With the Katrina anniversary come and gone, it's unclear how quickly poverty will recede from public debate. But in New York City, it was yanked back to center stage by yesterday's announcement of the findings of a high-profile antipoverty commission chartered by Mayor Michael Bloomberg.
Taking on poverty at the local level is a bold proposition--not least because much of the funding for antipoverty initiatives comes from the feds. It's also an increasingly necessary approach as the federal government further abdicates responsibility for doing so, and funding correspondingly recedes. As such, the experiment in New York helps illuminate a couple important ideas about contemporary poverty--and government's role in alleviating it.
At first glance, you won't find much that's surprising in the suggested policy changes, which push for aiding three discrete groups--the working poor, young people aged 16-24, and children under six years of age. The suggestions here are all fairly sound, relying heavily on Bloomberg's healthy obsession with measuring progress and targeting efforts accordingly. It's also worth noting that the suggestions reflect policies that (mostly) have been tested elsewhere and/or been urged by policy wonks for some time.
Yet there is a real shocker in there, if you know where to look: Not at the policies, per se, but at the philosophies undergirding them.
Stealth radical solution number one is to establish an online screening process, accessible from any internet connection, where people can input basic information about themselves and see what public programs they might qualify for--and how much aid they're likely to receive. That way, people can spend a few hours checking out what programs they ought to go to the bother of applying for (many require in-person interviews and extensive application processes).
It's easy to pooh-pooh this idea, given the lack of internet access and literacy in low-income communities, not to mention the fact that--as we all know--techie solutions can often get mired in techie problems. But step back and take a look at its premise: Public benefits should be convenient to access and easy to navigate. In New York City, as with other localities that pursued a conservative "work first" approach to welfare reform, the status quo has been to pursue "diversion"--to intentionally make benefits so onerous to receive and maintain that many people, whether through accident or frustration, leave the rolls. An intelligible online screening process doesn't just make it easier to get aid, but makes government less of a mean-spirited, stingy benefactor--and more of a willing one. What's more, the commission is looking to eventually execute applications online, in theory making it possible for people to bypass most of the rigamarole completely.

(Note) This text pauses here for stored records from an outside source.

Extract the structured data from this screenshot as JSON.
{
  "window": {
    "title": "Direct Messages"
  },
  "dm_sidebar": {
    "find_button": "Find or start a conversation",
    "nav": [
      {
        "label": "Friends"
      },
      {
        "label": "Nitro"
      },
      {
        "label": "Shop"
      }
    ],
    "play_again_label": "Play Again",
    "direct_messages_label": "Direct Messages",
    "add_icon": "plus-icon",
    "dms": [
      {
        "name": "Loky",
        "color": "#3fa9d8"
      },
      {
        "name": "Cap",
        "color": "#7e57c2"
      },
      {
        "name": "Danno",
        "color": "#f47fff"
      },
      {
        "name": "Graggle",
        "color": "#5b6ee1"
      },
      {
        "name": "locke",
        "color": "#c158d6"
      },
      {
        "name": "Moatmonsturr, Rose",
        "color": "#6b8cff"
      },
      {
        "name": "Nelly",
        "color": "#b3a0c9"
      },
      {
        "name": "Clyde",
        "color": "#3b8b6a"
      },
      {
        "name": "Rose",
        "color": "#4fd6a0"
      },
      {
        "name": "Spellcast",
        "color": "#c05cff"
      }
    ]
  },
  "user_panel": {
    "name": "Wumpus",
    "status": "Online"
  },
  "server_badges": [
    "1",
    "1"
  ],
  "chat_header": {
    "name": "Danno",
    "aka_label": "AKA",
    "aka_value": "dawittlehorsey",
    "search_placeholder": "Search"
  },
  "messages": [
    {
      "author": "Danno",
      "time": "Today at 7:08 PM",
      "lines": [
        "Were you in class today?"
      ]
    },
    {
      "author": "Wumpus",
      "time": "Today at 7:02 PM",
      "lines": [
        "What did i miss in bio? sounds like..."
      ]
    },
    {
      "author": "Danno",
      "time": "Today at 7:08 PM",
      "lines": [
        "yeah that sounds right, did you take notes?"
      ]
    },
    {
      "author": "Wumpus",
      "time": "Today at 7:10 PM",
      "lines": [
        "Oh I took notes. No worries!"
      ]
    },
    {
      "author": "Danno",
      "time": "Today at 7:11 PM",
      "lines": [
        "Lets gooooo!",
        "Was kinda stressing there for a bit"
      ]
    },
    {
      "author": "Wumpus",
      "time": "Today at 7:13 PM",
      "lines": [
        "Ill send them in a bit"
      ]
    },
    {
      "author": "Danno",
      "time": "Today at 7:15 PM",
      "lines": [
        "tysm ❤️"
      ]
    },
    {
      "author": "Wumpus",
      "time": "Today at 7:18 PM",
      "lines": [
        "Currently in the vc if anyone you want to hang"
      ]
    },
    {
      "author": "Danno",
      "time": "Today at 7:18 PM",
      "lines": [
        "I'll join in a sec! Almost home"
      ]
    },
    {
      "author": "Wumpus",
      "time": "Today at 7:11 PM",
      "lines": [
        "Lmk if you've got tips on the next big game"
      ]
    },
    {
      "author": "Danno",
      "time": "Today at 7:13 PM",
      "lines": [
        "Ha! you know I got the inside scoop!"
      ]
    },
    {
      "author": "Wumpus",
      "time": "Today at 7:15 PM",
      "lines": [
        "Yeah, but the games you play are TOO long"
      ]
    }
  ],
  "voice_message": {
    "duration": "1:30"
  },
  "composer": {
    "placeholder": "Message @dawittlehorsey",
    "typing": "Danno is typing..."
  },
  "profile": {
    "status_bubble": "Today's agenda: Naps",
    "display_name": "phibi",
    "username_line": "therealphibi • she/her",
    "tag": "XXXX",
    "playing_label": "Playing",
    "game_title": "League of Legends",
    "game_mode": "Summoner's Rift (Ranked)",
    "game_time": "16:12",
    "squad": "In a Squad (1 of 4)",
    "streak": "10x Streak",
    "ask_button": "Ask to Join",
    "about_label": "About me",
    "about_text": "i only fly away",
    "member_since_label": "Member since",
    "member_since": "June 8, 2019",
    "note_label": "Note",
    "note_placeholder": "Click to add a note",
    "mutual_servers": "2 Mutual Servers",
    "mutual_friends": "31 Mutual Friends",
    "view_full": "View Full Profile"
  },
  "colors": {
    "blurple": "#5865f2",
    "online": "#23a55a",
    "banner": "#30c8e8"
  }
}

Surprise number two brings a little bit of Europe to American shores, by measuring relative poverty. (There was an excellent John Cassidy piece in the New Yorker earlier this year.) Basically, the city would begin defining poverty in relation to the median income--probably about 60-70 percent of it, as is the case in the United Kingdom. That's a sizeable shift. Federal guidelines currently define a family of four poor at about $18,800, no matter where you live. In New York City, the median income is $43,434 (family size unclear); a 70 percent of measure would set the poverty line at $30,403. What's more, the city wants to create a separate index of "economic opportunity" to measure well-being--characteristics that reflect "commonly held notions of poverty." In short, rather than restricting aid to as small and needy a group as possible--long a hallmark of American social policy--the city would, in theory, broaden its notion of poverty, and hence the people it serves.
Taken together, the two initiatives could suggest a new way to approach poverty in America, one that has its roots not in ideology or even ideals, but in simple pragmatism. At best, you might call it radical bureaucracy: Taking as a given that rather than eliminating government, we ought to make it function more smoothly, and while we're at it, offer help to people who might need only a little--as well as the ones who need a lot.